Life With Dogs is reader-supported. We may earn a small commission through products purchased using links on this page.

WKYT 27 NEWSFIRST

inmatesThanks to a partnership with the inmates at CCA Lee Adjustment center, the euthanasia rate at the Kentucky River Regional Animal Shelter is declining.

The shelter’s euthanasia rate has dropped 22% since 2011, when the shelter first partnered with the inmates. Many of the dogs that have gone into the training have been only hours away from being euthanized because they are viewed as too aggressive to be adopted. “All these animals are so close to death,” said Tammy Noble, the shelter board chairwoman. “So the guys (at the jail) just work with them and it’s a huge opportunity and great resource for our animal shelter.”

The inmates at CCA Lee Adjustment Center have trained over 650 dogs since their program began in 2005. The inmates take about 12 or 13 dogs at a time. The dogs spend six to eight weeks working with inmates learning basic commands and getting training so that they are suitable for adoption. “We just apply some basic manner and hand signals like sit, down and stay,” said inmate/trainer Michael Lewis.

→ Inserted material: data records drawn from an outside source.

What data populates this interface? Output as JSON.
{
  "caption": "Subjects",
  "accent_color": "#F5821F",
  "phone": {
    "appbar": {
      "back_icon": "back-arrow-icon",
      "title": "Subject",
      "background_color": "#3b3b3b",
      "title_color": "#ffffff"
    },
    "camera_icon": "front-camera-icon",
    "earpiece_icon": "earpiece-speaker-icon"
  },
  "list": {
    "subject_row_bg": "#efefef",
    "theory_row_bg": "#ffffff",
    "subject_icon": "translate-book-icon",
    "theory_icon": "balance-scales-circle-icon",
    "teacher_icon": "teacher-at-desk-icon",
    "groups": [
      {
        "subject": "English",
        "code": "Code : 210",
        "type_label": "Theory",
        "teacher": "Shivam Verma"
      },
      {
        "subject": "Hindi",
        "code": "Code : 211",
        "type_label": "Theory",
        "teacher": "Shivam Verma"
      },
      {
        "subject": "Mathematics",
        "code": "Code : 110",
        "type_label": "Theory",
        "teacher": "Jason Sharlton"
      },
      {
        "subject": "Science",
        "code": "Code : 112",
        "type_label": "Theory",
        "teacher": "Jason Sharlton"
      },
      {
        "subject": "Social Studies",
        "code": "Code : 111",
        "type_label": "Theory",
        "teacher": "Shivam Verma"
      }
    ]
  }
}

The inmates benefit from the program as well and often get attached to the dogs. “I’ve got three years left (on sentence) and I’m all done,” said inmate/trainer Richard Gero. “I’d rather just stay here with the dogs than even go back to my home state.”